■ **What needs to be done**
Looking at the entries below, how many lines include the word "glyph"? Answer with the number alone.

***** Exercise input

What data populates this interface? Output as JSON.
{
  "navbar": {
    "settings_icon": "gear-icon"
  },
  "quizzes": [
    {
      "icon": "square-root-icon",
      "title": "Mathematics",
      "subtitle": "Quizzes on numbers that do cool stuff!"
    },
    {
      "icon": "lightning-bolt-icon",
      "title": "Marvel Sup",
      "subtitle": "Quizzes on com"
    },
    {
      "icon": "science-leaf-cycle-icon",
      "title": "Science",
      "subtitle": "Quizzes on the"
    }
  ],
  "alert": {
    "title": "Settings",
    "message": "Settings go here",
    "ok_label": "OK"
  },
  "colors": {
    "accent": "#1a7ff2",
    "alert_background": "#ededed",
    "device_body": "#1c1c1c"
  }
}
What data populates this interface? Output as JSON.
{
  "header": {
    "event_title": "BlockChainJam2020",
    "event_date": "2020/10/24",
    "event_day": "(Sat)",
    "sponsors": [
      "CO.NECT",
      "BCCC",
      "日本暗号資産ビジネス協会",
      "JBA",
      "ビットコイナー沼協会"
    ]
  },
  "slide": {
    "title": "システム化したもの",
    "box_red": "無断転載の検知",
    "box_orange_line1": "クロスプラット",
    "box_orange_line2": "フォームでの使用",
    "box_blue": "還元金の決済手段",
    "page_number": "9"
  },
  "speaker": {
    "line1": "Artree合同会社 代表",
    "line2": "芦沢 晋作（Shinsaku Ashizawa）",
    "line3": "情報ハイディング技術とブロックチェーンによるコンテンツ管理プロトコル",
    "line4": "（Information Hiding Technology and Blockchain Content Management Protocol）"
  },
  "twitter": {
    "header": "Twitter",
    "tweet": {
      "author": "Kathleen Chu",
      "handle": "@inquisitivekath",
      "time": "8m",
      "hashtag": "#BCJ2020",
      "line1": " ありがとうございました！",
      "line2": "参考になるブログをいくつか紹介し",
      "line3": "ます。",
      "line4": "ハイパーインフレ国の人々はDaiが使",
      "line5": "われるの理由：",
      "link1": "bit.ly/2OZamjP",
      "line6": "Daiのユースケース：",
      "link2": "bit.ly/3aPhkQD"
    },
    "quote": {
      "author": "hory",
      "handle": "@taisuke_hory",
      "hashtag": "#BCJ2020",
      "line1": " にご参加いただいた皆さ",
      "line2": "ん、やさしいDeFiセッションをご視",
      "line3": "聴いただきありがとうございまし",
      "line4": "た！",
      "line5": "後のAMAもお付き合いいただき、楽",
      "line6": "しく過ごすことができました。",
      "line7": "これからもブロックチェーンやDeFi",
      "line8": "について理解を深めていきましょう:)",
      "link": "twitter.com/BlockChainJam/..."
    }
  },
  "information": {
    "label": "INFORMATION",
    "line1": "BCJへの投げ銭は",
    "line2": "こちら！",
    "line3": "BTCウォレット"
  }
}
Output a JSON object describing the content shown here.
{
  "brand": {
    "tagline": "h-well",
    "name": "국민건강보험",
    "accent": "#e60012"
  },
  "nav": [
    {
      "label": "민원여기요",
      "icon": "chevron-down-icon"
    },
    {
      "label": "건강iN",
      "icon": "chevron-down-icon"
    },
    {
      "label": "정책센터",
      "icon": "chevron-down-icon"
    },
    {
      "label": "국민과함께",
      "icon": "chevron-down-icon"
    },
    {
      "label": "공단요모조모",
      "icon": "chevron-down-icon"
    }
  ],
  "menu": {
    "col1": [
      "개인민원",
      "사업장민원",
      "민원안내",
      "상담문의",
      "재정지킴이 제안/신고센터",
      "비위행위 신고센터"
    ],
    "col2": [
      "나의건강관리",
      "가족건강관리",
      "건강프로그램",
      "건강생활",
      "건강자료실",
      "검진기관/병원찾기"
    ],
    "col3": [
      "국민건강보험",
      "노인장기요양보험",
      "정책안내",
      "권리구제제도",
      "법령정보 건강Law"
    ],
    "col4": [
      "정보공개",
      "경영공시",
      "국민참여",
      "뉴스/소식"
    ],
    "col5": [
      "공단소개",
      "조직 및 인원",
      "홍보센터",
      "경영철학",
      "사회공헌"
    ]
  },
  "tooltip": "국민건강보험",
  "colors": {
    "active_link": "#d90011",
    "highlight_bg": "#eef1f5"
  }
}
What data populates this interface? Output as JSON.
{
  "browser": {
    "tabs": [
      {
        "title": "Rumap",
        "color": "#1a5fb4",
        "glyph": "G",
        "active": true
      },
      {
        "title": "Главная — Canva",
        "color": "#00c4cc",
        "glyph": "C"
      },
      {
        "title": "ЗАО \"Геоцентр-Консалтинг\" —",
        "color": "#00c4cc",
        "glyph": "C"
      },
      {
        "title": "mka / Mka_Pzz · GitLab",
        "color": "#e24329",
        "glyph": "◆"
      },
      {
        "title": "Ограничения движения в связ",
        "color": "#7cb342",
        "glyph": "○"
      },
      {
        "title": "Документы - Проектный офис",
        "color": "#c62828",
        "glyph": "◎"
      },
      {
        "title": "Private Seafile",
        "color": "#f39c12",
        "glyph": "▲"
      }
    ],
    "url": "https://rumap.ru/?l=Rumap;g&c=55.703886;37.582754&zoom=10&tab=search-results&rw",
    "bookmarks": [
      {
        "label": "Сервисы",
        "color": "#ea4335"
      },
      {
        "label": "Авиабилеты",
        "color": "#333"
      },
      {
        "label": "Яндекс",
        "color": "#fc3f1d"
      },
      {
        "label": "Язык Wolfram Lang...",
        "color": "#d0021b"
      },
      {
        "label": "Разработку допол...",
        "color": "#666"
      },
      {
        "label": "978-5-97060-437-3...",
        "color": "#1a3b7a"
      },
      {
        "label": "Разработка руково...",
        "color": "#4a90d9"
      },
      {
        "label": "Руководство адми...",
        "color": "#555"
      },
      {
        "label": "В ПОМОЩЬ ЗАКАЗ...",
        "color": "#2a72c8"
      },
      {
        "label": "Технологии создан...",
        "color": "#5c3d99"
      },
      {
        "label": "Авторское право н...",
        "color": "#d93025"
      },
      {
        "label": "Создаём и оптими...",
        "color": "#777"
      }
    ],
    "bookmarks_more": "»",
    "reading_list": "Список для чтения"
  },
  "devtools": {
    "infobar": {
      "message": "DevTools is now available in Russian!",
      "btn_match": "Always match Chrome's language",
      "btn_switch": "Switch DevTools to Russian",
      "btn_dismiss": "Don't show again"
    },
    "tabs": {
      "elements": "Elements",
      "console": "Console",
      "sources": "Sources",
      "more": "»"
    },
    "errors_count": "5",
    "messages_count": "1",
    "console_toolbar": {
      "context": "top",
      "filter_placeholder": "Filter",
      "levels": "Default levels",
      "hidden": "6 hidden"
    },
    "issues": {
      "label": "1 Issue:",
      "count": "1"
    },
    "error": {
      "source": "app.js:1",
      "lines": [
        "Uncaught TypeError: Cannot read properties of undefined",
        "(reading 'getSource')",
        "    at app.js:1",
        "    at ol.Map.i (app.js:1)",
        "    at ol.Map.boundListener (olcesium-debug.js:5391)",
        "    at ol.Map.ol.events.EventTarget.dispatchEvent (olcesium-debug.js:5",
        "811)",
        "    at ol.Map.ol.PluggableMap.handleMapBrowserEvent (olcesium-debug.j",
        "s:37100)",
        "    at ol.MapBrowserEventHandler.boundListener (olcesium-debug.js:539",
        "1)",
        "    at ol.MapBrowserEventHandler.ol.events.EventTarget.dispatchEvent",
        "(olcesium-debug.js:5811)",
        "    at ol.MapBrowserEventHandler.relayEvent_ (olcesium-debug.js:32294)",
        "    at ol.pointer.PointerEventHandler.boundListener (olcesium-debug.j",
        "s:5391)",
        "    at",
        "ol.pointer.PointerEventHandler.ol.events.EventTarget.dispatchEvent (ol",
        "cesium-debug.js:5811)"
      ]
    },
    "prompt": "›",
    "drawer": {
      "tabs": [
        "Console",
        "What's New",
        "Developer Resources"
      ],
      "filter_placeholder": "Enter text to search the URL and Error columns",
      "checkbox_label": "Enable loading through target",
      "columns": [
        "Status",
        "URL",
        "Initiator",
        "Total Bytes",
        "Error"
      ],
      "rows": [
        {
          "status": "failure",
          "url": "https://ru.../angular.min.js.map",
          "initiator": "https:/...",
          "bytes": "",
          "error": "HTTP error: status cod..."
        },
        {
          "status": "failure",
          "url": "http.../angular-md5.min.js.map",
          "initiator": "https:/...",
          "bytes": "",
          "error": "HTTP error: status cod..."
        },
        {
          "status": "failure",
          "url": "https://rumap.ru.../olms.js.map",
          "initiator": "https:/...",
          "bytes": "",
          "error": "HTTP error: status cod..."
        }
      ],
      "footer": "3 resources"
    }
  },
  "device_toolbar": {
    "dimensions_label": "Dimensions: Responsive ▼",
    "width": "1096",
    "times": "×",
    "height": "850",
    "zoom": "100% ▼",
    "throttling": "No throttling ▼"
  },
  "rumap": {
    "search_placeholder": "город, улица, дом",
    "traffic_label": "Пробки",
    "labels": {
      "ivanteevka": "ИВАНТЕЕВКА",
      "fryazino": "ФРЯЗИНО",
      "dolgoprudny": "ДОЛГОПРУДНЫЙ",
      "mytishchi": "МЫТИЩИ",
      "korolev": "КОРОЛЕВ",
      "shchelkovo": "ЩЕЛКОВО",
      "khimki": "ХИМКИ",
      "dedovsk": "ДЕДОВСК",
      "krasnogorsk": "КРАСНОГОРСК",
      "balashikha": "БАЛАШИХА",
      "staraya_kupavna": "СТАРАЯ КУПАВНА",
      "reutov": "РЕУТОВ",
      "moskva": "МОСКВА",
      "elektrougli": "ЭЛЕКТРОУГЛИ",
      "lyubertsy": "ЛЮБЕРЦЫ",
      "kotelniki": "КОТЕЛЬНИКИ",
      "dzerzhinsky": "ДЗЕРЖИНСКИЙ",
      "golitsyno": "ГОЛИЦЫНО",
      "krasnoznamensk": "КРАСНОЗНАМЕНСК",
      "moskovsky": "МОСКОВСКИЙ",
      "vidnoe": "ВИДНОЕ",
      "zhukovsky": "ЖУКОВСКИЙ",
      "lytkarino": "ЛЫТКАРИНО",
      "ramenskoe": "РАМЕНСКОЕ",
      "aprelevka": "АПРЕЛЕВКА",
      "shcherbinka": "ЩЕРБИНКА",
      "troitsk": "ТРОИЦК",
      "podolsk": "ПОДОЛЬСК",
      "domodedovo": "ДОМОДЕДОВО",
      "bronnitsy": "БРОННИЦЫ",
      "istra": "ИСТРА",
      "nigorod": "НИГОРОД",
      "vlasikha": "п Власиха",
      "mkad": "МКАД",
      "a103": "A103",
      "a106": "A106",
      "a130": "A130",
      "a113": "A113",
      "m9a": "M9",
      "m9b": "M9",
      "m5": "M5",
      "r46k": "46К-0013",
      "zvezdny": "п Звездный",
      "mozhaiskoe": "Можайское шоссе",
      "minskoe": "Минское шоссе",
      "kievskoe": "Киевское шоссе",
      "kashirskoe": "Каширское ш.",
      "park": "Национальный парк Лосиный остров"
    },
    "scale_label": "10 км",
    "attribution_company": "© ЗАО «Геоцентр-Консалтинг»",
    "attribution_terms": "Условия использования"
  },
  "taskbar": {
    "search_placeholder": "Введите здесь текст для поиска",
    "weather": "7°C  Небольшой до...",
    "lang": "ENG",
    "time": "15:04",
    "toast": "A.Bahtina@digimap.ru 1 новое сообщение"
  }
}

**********

■ **Response to the task**
7